■ REQUIRED ACTION:
Every line of the data should be written out exactly, with the pictures left out.

--- START ---

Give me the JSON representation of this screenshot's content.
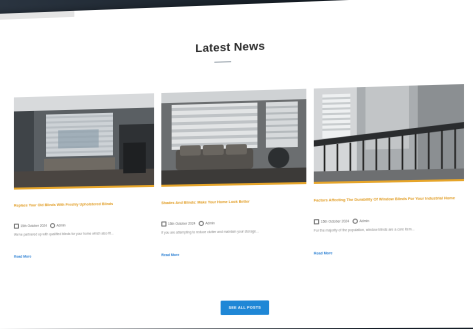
{
  "section": {
    "title": "Latest News"
  },
  "posts": [
    {
      "headline": "Replace Your Old Blinds With Freshly Upholstered Blinds",
      "date": "15th October 2024",
      "author": "Admin",
      "excerpt": "We've partnered up with qualified blinds for your home which also fit...",
      "more": "Read More"
    },
    {
      "headline": "Shades And Blinds: Make Your Home Look Better",
      "date": "15th October 2024",
      "author": "Admin",
      "excerpt": "If you are attempting to reduce clutter and maintain your storage...",
      "more": "Read More"
    },
    {
      "headline": "Factors Affecting The Durability Of Window Blinds For Your Industrial Home",
      "date": "15th October 2024",
      "author": "Admin",
      "excerpt": "For the majority of the population, window blinds are a core item...",
      "more": "Read More"
    }
  ],
  "cta": {
    "label": "SEE ALL POSTS"
  },
  "colors": {
    "accent_orange": "#e09a1e",
    "button_blue": "#1f87d6",
    "link_blue": "#2a7fd3",
    "backdrop": "#1b2530"
  }
}
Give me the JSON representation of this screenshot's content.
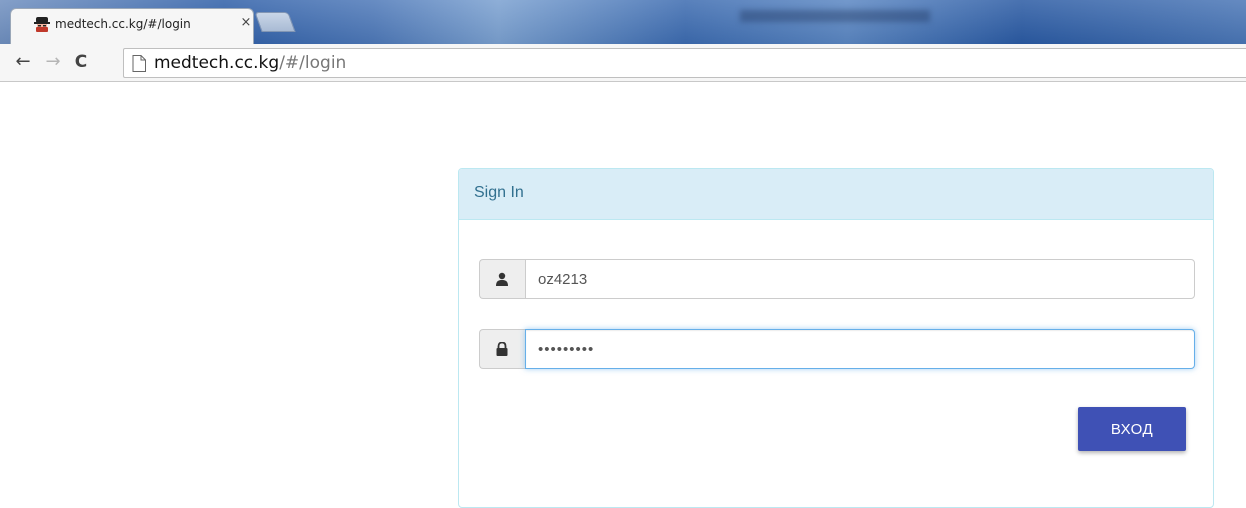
{
  "browser": {
    "tab": {
      "title": "medtech.cc.kg/#/login",
      "close_glyph": "×",
      "favicon": "spy-hat-icon"
    },
    "nav": {
      "back_glyph": "←",
      "forward_glyph": "→",
      "reload_glyph": "C"
    },
    "address": {
      "host": "medtech.cc.kg",
      "path": "/#/login",
      "page_icon": "page-icon"
    }
  },
  "login": {
    "heading": "Sign In",
    "username": {
      "value": "oz4213",
      "icon": "user-icon"
    },
    "password": {
      "value": "•••••••••",
      "icon": "lock-icon"
    },
    "submit_label": "ВХОД"
  },
  "colors": {
    "panel_heading_bg": "#d9edf7",
    "panel_border": "#bce8f1",
    "panel_title": "#31708f",
    "button_bg": "#3f51b5",
    "focus_border": "#66afe9"
  }
}
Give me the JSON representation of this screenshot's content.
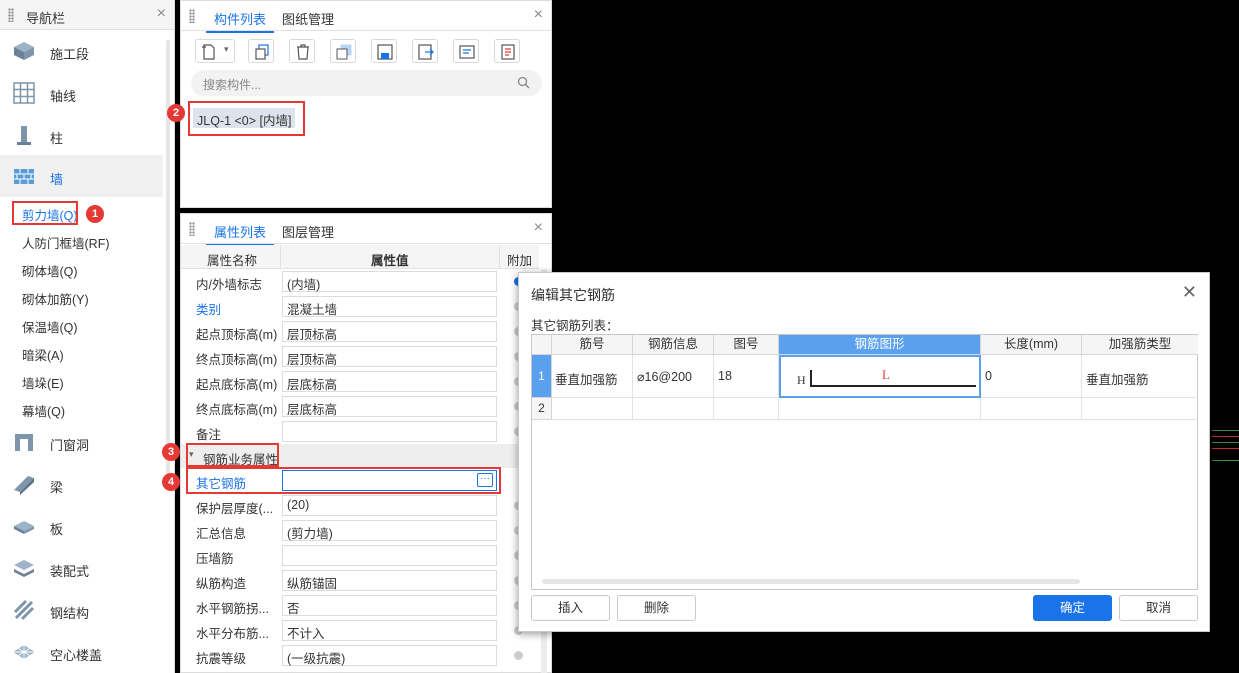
{
  "nav": {
    "title": "导航栏",
    "items": [
      {
        "label": "施工段",
        "icon": "construction-section-icon"
      },
      {
        "label": "轴线",
        "icon": "grid-axis-icon"
      },
      {
        "label": "柱",
        "icon": "column-icon"
      },
      {
        "label": "墙",
        "icon": "wall-icon"
      }
    ],
    "wall_subitems": [
      "剪力墙(Q)",
      "人防门框墙(RF)",
      "砌体墙(Q)",
      "砌体加筋(Y)",
      "保温墙(Q)",
      "暗梁(A)",
      "墙垛(E)",
      "幕墙(Q)"
    ],
    "items_after": [
      {
        "label": "门窗洞",
        "icon": "door-window-icon"
      },
      {
        "label": "梁",
        "icon": "beam-icon"
      },
      {
        "label": "板",
        "icon": "slab-icon"
      },
      {
        "label": "装配式",
        "icon": "prefab-icon"
      },
      {
        "label": "钢结构",
        "icon": "steel-structure-icon"
      },
      {
        "label": "空心楼盖",
        "icon": "hollow-floor-icon"
      }
    ]
  },
  "component_panel": {
    "tabs": [
      "构件列表",
      "图纸管理"
    ],
    "search_placeholder": "搜索构件...",
    "item": "JLQ-1 <0> [内墙]"
  },
  "property_panel": {
    "tabs": [
      "属性列表",
      "图层管理"
    ],
    "headers": [
      "属性名称",
      "属性值",
      "附加"
    ],
    "rows": [
      {
        "name": "内/外墙标志",
        "value": "(内墙)"
      },
      {
        "name": "类别",
        "value": "混凝土墙"
      },
      {
        "name": "起点顶标高(m)",
        "value": "层顶标高"
      },
      {
        "name": "终点顶标高(m)",
        "value": "层顶标高"
      },
      {
        "name": "起点底标高(m)",
        "value": "层底标高"
      },
      {
        "name": "终点底标高(m)",
        "value": "层底标高"
      },
      {
        "name": "备注",
        "value": ""
      }
    ],
    "group": "钢筋业务属性",
    "rows2": [
      {
        "name": "其它钢筋",
        "value": ""
      },
      {
        "name": "保护层厚度(...",
        "value": "(20)"
      },
      {
        "name": "汇总信息",
        "value": "(剪力墙)"
      },
      {
        "name": "压墙筋",
        "value": ""
      },
      {
        "name": "纵筋构造",
        "value": "纵筋锚固"
      },
      {
        "name": "水平钢筋拐...",
        "value": "否"
      },
      {
        "name": "水平分布筋...",
        "value": "不计入"
      },
      {
        "name": "抗震等级",
        "value": "(一级抗震)"
      }
    ]
  },
  "badges": [
    "1",
    "2",
    "3",
    "4"
  ],
  "dialog": {
    "title": "编辑其它钢筋",
    "subtitle": "其它钢筋列表：",
    "columns": [
      "筋号",
      "钢筋信息",
      "图号",
      "钢筋图形",
      "长度(mm)",
      "加强筋类型"
    ],
    "rows": [
      {
        "n": "1",
        "bar": "垂直加强筋",
        "info": "⌀16@200",
        "fig": "18",
        "shape_h": "H",
        "shape_l": "L",
        "length": "0",
        "type": "垂直加强筋"
      },
      {
        "n": "2",
        "bar": "",
        "info": "",
        "fig": "",
        "shape_h": "",
        "shape_l": "",
        "length": "",
        "type": ""
      }
    ],
    "buttons": {
      "insert": "插入",
      "delete": "删除",
      "ok": "确定",
      "cancel": "取消"
    }
  },
  "colors": {
    "accent": "#1a73e8",
    "annotation": "#e53935",
    "selected_header": "#5aa0ee"
  }
}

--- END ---

■ SOLUTION BELOW:
Give me the JSON representation of this screenshot's content.
{
  "section": {
    "title": "Latest News"
  },
  "posts": [
    {
      "headline": "Replace Your Old Blinds With Freshly Upholstered Blinds",
      "date": "15th October 2024",
      "author": "Admin",
      "excerpt": "We've partnered up with qualified blinds for your home which also fit...",
      "more": "Read More"
    },
    {
      "headline": "Shades And Blinds: Make Your Home Look Better",
      "date": "15th October 2024",
      "author": "Admin",
      "excerpt": "If you are attempting to reduce clutter and maintain your storage...",
      "more": "Read More"
    },
    {
      "headline": "Factors Affecting The Durability Of Window Blinds For Your Industrial Home",
      "date": "15th October 2024",
      "author": "Admin",
      "excerpt": "For the majority of the population, window blinds are a core item...",
      "more": "Read More"
    }
  ],
  "cta": {
    "label": "SEE ALL POSTS"
  },
  "colors": {
    "accent_orange": "#e09a1e",
    "button_blue": "#1f87d6",
    "link_blue": "#2a7fd3",
    "backdrop": "#1b2530"
  }
}
Give me the JSON representation of this screenshot's content.
{
  "browser": {
    "tab": {
      "title": "medtech.cc.kg/#/login",
      "close_glyph": "×",
      "favicon": "spy-hat-icon"
    },
    "nav": {
      "back_glyph": "←",
      "forward_glyph": "→",
      "reload_glyph": "C"
    },
    "address": {
      "host": "medtech.cc.kg",
      "path": "/#/login",
      "page_icon": "page-icon"
    }
  },
  "login": {
    "heading": "Sign In",
    "username": {
      "value": "oz4213",
      "icon": "user-icon"
    },
    "password": {
      "value": "•••••••••",
      "icon": "lock-icon"
    },
    "submit_label": "ВХОД"
  },
  "colors": {
    "panel_heading_bg": "#d9edf7",
    "panel_border": "#bce8f1",
    "panel_title": "#31708f",
    "button_bg": "#3f51b5",
    "focus_border": "#66afe9"
  }
}
Give me the JSON representation of this screenshot's content.
{
  "nav": {
    "title": "导航栏",
    "items": [
      {
        "label": "施工段",
        "icon": "construction-section-icon"
      },
      {
        "label": "轴线",
        "icon": "grid-axis-icon"
      },
      {
        "label": "柱",
        "icon": "column-icon"
      },
      {
        "label": "墙",
        "icon": "wall-icon"
      }
    ],
    "wall_subitems": [
      "剪力墙(Q)",
      "人防门框墙(RF)",
      "砌体墙(Q)",
      "砌体加筋(Y)",
      "保温墙(Q)",
      "暗梁(A)",
      "墙垛(E)",
      "幕墙(Q)"
    ],
    "items_after": [
      {
        "label": "门窗洞",
        "icon": "door-window-icon"
      },
      {
        "label": "梁",
        "icon": "beam-icon"
      },
      {
        "label": "板",
        "icon": "slab-icon"
      },
      {
        "label": "装配式",
        "icon": "prefab-icon"
      },
      {
        "label": "钢结构",
        "icon": "steel-structure-icon"
      },
      {
        "label": "空心楼盖",
        "icon": "hollow-floor-icon"
      }
    ]
  },
  "component_panel": {
    "tabs": [
      "构件列表",
      "图纸管理"
    ],
    "search_placeholder": "搜索构件...",
    "item": "JLQ-1 <0> [内墙]"
  },
  "property_panel": {
    "tabs": [
      "属性列表",
      "图层管理"
    ],
    "headers": [
      "属性名称",
      "属性值",
      "附加"
    ],
    "rows": [
      {
        "name": "内/外墙标志",
        "value": "(内墙)"
      },
      {
        "name": "类别",
        "value": "混凝土墙"
      },
      {
        "name": "起点顶标高(m)",
        "value": "层顶标高"
      },
      {
        "name": "终点顶标高(m)",
        "value": "层顶标高"
      },
      {
        "name": "起点底标高(m)",
        "value": "层底标高"
      },
      {
        "name": "终点底标高(m)",
        "value": "层底标高"
      },
      {
        "name": "备注",
        "value": ""
      }
    ],
    "group": "钢筋业务属性",
    "rows2": [
      {
        "name": "其它钢筋",
        "value": ""
      },
      {
        "name": "保护层厚度(...",
        "value": "(20)"
      },
      {
        "name": "汇总信息",
        "value": "(剪力墙)"
      },
      {
        "name": "压墙筋",
        "value": ""
      },
      {
        "name": "纵筋构造",
        "value": "纵筋锚固"
      },
      {
        "name": "水平钢筋拐...",
        "value": "否"
      },
      {
        "name": "水平分布筋...",
        "value": "不计入"
      },
      {
        "name": "抗震等级",
        "value": "(一级抗震)"
      }
    ]
  },
  "badges": [
    "1",
    "2",
    "3",
    "4"
  ],
  "dialog": {
    "title": "编辑其它钢筋",
    "subtitle": "其它钢筋列表：",
    "columns": [
      "筋号",
      "钢筋信息",
      "图号",
      "钢筋图形",
      "长度(mm)",
      "加强筋类型"
    ],
    "rows": [
      {
        "n": "1",
        "bar": "垂直加强筋",
        "info": "⌀16@200",
        "fig": "18",
        "shape_h": "H",
        "shape_l": "L",
        "length": "0",
        "type": "垂直加强筋"
      },
      {
        "n": "2",
        "bar": "",
        "info": "",
        "fig": "",
        "shape_h": "",
        "shape_l": "",
        "length": "",
        "type": ""
      }
    ],
    "buttons": {
      "insert": "插入",
      "delete": "删除",
      "ok": "确定",
      "cancel": "取消"
    }
  },
  "colors": {
    "accent": "#1a73e8",
    "annotation": "#e53935",
    "selected_header": "#5aa0ee"
  }
}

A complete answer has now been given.